9 , Dean-Row . I preached here on a Wednesday , in the middle of the day ; the people who form this congregation , live so distant from the place , and are so much
engaged in business , that it is difficult to collect them , excepting on a Sunday : however , we had a respectable company of attentive hearers .
10 , Cross . Street . This is a small village , I preached on a Tuesday morning , to a small , respectable audience . 11 , Hale . I preached in the afternoon of the same day at this place , and though the people had to come , most of them , a con « i .
derable distance , in an incessant ^ nd heavy rai n , we had the meeting-house about half filled , 12 , Stuckport . Here I had a pretty large congregation ; and afterwards spent the evening with a Company of friends , in which much ardour in the cause of truth ,
Christian zeal" and affection were discovered . 13 , Hyde . In this place , I spent a most happy day . Several persons accompanied me from Stockport , and as 1 had hot another day to spare for Duckingjield % where there is an Unitariaa con *
gregation , the minister of that place and a number of his friends met us at Hyde . We had preaching in the morning ( it was ou a Thursday ); after the service , alaTge pdrty diried together . It was something like a public association , ^" he afternoon was spent in a way
highly calculated to cherish Christian affection , increase zeal in the glorious cause in which we ar © engaged , and to promote every liberal and pious feeling . I preached again in the evening , the place
was crowded , I suppose there were five or six hundred hearers , many of them persons of different religious sentiments , and all deeply at ~ tentive . After the evening service we had a large party together , for two or three hours , and the time

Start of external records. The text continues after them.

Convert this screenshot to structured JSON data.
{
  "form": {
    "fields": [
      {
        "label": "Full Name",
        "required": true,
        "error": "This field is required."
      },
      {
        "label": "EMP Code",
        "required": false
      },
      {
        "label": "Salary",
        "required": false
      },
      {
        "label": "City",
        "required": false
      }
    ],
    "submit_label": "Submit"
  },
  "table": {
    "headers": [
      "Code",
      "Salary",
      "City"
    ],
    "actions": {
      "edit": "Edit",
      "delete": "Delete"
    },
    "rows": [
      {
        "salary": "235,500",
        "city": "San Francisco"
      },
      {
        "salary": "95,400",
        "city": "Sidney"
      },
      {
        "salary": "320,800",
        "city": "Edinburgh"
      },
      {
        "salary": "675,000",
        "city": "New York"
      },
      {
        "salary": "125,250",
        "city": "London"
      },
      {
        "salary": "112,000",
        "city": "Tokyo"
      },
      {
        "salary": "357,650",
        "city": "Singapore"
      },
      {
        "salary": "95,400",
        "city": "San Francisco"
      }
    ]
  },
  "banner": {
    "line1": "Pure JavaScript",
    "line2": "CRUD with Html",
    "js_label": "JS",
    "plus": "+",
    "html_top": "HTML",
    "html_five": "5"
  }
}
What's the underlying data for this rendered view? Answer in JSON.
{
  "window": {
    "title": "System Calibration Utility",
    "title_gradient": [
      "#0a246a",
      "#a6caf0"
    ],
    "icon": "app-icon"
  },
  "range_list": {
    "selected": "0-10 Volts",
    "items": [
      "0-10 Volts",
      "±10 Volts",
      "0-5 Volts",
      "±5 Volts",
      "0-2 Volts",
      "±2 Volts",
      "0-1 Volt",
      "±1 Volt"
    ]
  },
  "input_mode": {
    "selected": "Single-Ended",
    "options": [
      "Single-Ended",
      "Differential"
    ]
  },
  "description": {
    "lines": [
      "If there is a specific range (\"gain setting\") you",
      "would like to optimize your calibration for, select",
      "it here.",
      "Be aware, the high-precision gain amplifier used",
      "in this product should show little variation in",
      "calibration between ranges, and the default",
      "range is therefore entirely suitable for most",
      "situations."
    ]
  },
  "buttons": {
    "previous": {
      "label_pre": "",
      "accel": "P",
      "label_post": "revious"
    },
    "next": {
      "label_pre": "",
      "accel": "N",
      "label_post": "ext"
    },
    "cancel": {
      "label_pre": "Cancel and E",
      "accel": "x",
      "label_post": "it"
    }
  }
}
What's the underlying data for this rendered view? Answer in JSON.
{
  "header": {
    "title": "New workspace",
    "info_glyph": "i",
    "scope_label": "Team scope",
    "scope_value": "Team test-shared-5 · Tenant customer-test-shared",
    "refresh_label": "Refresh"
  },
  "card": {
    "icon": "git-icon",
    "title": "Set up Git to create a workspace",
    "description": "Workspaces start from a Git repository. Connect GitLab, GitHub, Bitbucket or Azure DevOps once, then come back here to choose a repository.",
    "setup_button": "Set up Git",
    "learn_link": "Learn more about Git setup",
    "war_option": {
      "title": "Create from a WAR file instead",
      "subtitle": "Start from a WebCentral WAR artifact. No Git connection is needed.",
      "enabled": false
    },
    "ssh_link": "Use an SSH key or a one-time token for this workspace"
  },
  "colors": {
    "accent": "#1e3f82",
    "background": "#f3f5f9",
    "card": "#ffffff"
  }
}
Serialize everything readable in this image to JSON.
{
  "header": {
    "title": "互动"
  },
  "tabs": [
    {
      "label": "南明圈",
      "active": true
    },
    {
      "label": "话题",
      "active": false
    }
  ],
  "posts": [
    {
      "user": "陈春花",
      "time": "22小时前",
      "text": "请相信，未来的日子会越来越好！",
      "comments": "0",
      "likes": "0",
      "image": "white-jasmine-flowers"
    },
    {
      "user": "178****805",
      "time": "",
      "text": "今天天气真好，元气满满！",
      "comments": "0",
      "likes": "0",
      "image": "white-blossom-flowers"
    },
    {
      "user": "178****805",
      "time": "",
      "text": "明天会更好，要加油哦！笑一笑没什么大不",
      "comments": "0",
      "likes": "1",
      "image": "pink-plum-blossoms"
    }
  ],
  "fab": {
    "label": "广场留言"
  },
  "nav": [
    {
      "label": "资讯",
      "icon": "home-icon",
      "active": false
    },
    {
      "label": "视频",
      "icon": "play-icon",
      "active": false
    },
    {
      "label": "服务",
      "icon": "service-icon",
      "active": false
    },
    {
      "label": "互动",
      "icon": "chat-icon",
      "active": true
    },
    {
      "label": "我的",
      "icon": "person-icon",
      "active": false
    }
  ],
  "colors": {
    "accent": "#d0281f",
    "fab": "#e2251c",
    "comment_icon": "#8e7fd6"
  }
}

was spent in edifying conversation . I was under the necessity of declining an invitation to Platt , wh £ re there is an Unitarian congregation , not having a day bu £ what was engaged by previous ap * pointments ^
Lancashire * Deeming this a county highly important to the Unitarian ca . \ ise , I * determined to devote to it all the time and attention in my power *' I preached at the following places ,
VJZ . 1 , Paradise Street , Liverpool , to , I suppose , about 700 people . I should have preached there again , but a week-day service was nofc thought eligible .
2 , Liens haw Street , Liverpool . The congregation here seemed tbih , fur the sixe of the chapel ; but it was in an afternoon , and congregations are usually thin at that time in large towns . There misht be 250 Deoole .
3 , IVarringlom I preached here five times ; was always well attended ; even the week evening congregations were large , I had much pleasing and edifying
intercourse with the respectable minis ** ter of the congregation ( Mr . Broad bent ) and many of his friends ; both he and they did all they could to accommodate jtn *
Intelligence . —Mr . Wright ' s Tour in tie North-tvcst . 57
T 0 JL . VJ . I
Monthly Repository (1806-1838) and Unitarian Chronicle (1832-1833), Jan. 2, 1813, page 57, in the Nineteenth-Century Serials Edition (2008; 2018) ncse.ac.uk/periodicals/mruc/issues/vm2-ncseproduct2424/page/57/